At 34, Audubon Zoo’s lowland tapir’s not far from setting a record

Longtime Audubon Zoo resident Watermelon, the oldest lowland tapir living in captivity in North America, celebrated his 34th birthday Thursday — just one day early.

Zoo employees gathered in Watermelon’s enclosure, where he lives with his daughter Daphne, for a slice of carrot cake with mashed-potato frosting.

When Watermelon was born in 1979, he was striped with distinctive camouflage markings, and looked as all tapir calves do, like a beige and brown-colored watermelon.

The 400-pound creature munched his cake delicately under his giant protruding nose while Daphne hammed it up for the cameras — showing off her large teeth and lifting her odd snout up into the air. The nose and upper lip of the tapir are joined into a flexible snout similar to an elephant’s trunk.

In captivity and in the wild, tapirs typically have a lifespan of about 25 to 30 years. As far as Zoo Curator Lee Schoen knows, the oldest lowland tapir in captivity lived to be 35 years old, leaving Watermelon just a few years shy of setting a record.

Watermelon has led a full life as the father of about a dozen tapir calves. Daphne is the only one who stayed at home, while Watermelon’s other progeny are spread across many zoos — including one daughter who lives in Europe.

But in terms of family life, Schoen said that lowland tapirs tend to be solitary in the wild, and the males do not contribute to the care of their babies.

The animals have been around for about 35 million years, and have changed very little in appearance. The lowland tapir is found throughout most of South America.
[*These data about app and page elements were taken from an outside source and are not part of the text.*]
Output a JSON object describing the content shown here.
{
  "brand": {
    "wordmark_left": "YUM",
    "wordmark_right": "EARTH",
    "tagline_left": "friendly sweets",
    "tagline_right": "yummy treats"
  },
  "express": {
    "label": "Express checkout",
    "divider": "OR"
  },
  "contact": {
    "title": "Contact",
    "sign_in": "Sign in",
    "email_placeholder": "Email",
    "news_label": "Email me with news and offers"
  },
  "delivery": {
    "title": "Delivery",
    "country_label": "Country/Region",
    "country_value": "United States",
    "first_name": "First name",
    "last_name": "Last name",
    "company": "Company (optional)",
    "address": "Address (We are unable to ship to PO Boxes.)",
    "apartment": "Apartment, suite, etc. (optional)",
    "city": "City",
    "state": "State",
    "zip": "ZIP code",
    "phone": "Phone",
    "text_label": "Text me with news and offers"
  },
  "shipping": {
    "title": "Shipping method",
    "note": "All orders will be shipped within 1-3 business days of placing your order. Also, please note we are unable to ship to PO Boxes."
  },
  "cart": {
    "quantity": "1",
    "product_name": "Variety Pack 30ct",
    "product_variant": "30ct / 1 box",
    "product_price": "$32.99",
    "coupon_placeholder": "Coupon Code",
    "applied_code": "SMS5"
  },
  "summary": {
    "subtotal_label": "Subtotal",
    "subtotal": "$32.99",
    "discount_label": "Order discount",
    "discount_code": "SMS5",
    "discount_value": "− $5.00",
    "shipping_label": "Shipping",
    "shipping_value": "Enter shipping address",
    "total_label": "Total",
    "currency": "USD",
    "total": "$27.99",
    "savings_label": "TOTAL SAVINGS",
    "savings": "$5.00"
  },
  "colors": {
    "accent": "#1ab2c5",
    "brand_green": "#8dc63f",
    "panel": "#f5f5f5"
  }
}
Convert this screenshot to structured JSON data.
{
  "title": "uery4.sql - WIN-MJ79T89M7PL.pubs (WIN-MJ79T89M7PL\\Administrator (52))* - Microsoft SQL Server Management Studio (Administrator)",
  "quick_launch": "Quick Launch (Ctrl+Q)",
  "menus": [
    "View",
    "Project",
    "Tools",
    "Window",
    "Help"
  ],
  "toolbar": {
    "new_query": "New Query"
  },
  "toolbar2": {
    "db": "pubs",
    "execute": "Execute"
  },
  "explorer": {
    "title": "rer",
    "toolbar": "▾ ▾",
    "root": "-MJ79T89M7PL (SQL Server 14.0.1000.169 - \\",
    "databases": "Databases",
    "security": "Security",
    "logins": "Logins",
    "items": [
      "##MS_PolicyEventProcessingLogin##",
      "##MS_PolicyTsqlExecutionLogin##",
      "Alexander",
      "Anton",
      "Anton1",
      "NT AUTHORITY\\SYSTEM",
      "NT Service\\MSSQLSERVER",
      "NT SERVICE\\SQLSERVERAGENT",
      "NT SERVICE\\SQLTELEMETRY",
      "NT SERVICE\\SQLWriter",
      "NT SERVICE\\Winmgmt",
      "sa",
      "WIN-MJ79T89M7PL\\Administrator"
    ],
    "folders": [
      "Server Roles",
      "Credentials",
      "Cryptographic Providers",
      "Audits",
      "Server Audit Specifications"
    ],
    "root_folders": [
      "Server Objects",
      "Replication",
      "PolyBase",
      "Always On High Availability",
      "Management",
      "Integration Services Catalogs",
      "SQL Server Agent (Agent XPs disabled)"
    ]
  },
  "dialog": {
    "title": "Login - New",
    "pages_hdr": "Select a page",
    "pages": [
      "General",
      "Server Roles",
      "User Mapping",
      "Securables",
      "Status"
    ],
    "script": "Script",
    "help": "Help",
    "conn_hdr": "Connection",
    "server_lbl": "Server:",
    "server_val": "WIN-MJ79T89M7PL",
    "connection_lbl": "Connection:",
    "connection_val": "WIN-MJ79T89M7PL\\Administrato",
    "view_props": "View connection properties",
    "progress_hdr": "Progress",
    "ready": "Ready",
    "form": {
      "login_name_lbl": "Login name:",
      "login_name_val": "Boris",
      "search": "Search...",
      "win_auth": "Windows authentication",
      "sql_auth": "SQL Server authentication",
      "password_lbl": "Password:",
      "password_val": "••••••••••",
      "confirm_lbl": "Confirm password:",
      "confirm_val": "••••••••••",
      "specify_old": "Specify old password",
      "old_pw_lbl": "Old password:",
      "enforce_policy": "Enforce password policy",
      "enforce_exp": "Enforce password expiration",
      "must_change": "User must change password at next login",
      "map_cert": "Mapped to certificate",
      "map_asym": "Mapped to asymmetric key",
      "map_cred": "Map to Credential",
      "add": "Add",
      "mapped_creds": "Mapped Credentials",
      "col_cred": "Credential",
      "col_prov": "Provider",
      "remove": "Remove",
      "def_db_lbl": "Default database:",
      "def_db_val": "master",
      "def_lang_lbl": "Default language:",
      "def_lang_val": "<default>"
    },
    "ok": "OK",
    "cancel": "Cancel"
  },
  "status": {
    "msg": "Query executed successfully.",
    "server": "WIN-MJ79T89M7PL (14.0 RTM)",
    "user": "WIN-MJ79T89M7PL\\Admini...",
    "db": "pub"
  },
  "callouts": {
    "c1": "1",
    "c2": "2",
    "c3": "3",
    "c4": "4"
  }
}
They can grow up to 6 feet long and weigh 550 pounds. They also live in parts of Mexico, Central America and Asia, but fossils of tapir ancestors have been found on every continent except Antarctica, giving some scientists evidence for the existence of a supercontinent. In Belize, April, a Baird’s tapir, also called a mountain cow, is the national animal, and her birthday is celebrated as a national event.

While somewhat hog-like in appearance, the tapir is more closely related a horse or rhinoceros. In Thailand, the word for tapir, P’som-sett, means “mixture is finished,” referring to the belief that the tapir was created from leftover parts of other animals.

Though some may not judge the aardvark-nosed animal as particularly cute, Schoen wrote in an email that “Beauty is, of course, in the eye of the beholder. I know all the folks that take care of Watermelon think he is very handsome. Definitely cuter than a squid or a naked mole rat.”